── Data under study
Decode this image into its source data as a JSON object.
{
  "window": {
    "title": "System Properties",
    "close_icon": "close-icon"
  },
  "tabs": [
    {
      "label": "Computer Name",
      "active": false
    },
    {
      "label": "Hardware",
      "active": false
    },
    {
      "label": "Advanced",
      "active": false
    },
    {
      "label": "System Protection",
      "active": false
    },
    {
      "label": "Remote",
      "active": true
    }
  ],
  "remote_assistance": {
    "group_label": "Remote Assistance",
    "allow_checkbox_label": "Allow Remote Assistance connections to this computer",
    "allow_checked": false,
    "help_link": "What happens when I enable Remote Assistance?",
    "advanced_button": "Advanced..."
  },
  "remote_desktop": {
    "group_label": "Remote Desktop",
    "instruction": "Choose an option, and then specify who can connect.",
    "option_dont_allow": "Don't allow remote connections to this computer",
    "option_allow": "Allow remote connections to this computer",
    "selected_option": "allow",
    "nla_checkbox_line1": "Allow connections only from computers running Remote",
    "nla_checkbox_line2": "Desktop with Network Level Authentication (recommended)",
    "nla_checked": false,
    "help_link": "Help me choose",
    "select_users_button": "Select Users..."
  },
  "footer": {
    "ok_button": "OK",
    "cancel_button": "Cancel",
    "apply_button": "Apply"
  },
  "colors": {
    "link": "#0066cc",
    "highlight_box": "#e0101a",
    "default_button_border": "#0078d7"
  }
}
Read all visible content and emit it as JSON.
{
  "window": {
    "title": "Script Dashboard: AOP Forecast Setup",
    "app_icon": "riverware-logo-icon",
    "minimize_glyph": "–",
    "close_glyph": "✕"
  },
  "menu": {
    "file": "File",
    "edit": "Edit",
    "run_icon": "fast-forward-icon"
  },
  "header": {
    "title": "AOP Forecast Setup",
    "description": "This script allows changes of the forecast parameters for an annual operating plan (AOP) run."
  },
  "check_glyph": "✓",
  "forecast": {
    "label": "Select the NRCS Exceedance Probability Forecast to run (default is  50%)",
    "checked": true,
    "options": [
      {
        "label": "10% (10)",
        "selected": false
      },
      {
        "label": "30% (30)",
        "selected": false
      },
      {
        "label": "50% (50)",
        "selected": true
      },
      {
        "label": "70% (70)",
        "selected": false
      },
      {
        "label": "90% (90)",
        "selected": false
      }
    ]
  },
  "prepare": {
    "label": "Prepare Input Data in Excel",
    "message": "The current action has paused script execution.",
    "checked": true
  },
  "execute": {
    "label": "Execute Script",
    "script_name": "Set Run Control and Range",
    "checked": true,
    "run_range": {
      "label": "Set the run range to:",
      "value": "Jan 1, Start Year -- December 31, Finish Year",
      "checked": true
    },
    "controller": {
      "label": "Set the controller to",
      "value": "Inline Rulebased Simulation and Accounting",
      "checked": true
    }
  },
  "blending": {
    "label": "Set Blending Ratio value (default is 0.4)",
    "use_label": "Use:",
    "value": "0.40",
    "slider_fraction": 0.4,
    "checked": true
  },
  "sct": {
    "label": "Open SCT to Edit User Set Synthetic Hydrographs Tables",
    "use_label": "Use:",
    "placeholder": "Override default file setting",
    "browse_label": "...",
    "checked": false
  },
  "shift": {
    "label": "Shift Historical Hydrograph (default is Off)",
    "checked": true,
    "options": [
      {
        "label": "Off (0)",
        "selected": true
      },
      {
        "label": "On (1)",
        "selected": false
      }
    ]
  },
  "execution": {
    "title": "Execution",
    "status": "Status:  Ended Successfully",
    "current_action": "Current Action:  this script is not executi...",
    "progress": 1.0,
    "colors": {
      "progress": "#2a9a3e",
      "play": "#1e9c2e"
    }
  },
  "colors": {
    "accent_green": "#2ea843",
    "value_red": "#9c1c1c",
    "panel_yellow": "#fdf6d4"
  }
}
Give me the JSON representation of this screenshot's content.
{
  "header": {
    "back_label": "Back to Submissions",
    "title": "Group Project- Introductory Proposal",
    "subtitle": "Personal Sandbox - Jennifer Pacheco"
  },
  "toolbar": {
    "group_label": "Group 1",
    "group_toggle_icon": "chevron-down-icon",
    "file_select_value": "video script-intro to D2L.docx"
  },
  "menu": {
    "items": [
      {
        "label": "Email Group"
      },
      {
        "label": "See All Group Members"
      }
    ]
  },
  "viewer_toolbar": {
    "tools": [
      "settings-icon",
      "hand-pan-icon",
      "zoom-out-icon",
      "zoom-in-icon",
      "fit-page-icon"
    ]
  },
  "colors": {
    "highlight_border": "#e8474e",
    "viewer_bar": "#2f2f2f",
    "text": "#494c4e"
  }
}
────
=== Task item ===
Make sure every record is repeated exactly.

=== Exercise solution ===
Decode this image into its source data as a JSON object.
{
  "window": {
    "title": "System Properties",
    "close_icon": "close-icon"
  },
  "tabs": [
    {
      "label": "Computer Name",
      "active": false
    },
    {
      "label": "Hardware",
      "active": false
    },
    {
      "label": "Advanced",
      "active": false
    },
    {
      "label": "System Protection",
      "active": false
    },
    {
      "label": "Remote",
      "active": true
    }
  ],
  "remote_assistance": {
    "group_label": "Remote Assistance",
    "allow_checkbox_label": "Allow Remote Assistance connections to this computer",
    "allow_checked": false,
    "help_link": "What happens when I enable Remote Assistance?",
    "advanced_button": "Advanced..."
  },
  "remote_desktop": {
    "group_label": "Remote Desktop",
    "instruction": "Choose an option, and then specify who can connect.",
    "option_dont_allow": "Don't allow remote connections to this computer",
    "option_allow": "Allow remote connections to this computer",
    "selected_option": "allow",
    "nla_checkbox_line1": "Allow connections only from computers running Remote",
    "nla_checkbox_line2": "Desktop with Network Level Authentication (recommended)",
    "nla_checked": false,
    "help_link": "Help me choose",
    "select_users_button": "Select Users..."
  },
  "footer": {
    "ok_button": "OK",
    "cancel_button": "Cancel",
    "apply_button": "Apply"
  },
  "colors": {
    "link": "#0066cc",
    "highlight_box": "#e0101a",
    "default_button_border": "#0078d7"
  }
}
Read all visible content and emit it as JSON.
{
  "window": {
    "title": "Script Dashboard: AOP Forecast Setup",
    "app_icon": "riverware-logo-icon",
    "minimize_glyph": "–",
    "close_glyph": "✕"
  },
  "menu": {
    "file": "File",
    "edit": "Edit",
    "run_icon": "fast-forward-icon"
  },
  "header": {
    "title": "AOP Forecast Setup",
    "description": "This script allows changes of the forecast parameters for an annual operating plan (AOP) run."
  },
  "check_glyph": "✓",
  "forecast": {
    "label": "Select the NRCS Exceedance Probability Forecast to run (default is  50%)",
    "checked": true,
    "options": [
      {
        "label": "10% (10)",
        "selected": false
      },
      {
        "label": "30% (30)",
        "selected": false
      },
      {
        "label": "50% (50)",
        "selected": true
      },
      {
        "label": "70% (70)",
        "selected": false
      },
      {
        "label": "90% (90)",
        "selected": false
      }
    ]
  },
  "prepare": {
    "label": "Prepare Input Data in Excel",
    "message": "The current action has paused script execution.",
    "checked": true
  },
  "execute": {
    "label": "Execute Script",
    "script_name": "Set Run Control and Range",
    "checked": true,
    "run_range": {
      "label": "Set the run range to:",
      "value": "Jan 1, Start Year -- December 31, Finish Year",
      "checked": true
    },
    "controller": {
      "label": "Set the controller to",
      "value": "Inline Rulebased Simulation and Accounting",
      "checked": true
    }
  },
  "blending": {
    "label": "Set Blending Ratio value (default is 0.4)",
    "use_label": "Use:",
    "value": "0.40",
    "slider_fraction": 0.4,
    "checked": true
  },
  "sct": {
    "label": "Open SCT to Edit User Set Synthetic Hydrographs Tables",
    "use_label": "Use:",
    "placeholder": "Override default file setting",
    "browse_label": "...",
    "checked": false
  },
  "shift": {
    "label": "Shift Historical Hydrograph (default is Off)",
    "checked": true,
    "options": [
      {
        "label": "Off (0)",
        "selected": true
      },
      {
        "label": "On (1)",
        "selected": false
      }
    ]
  },
  "execution": {
    "title": "Execution",
    "status": "Status:  Ended Successfully",
    "current_action": "Current Action:  this script is not executi...",
    "progress": 1.0,
    "colors": {
      "progress": "#2a9a3e",
      "play": "#1e9c2e"
    }
  },
  "colors": {
    "accent_green": "#2ea843",
    "value_red": "#9c1c1c",
    "panel_yellow": "#fdf6d4"
  }
}
Give me the JSON representation of this screenshot's content.
{
  "header": {
    "back_label": "Back to Submissions",
    "title": "Group Project- Introductory Proposal",
    "subtitle": "Personal Sandbox - Jennifer Pacheco"
  },
  "toolbar": {
    "group_label": "Group 1",
    "group_toggle_icon": "chevron-down-icon",
    "file_select_value": "video script-intro to D2L.docx"
  },
  "menu": {
    "items": [
      {
        "label": "Email Group"
      },
      {
        "label": "See All Group Members"
      }
    ]
  },
  "viewer_toolbar": {
    "tools": [
      "settings-icon",
      "hand-pan-icon",
      "zoom-out-icon",
      "zoom-in-icon",
      "fit-page-icon"
    ]
  },
  "colors": {
    "highlight_border": "#e8474e",
    "viewer_bar": "#2f2f2f",
    "text": "#494c4e"
  }
}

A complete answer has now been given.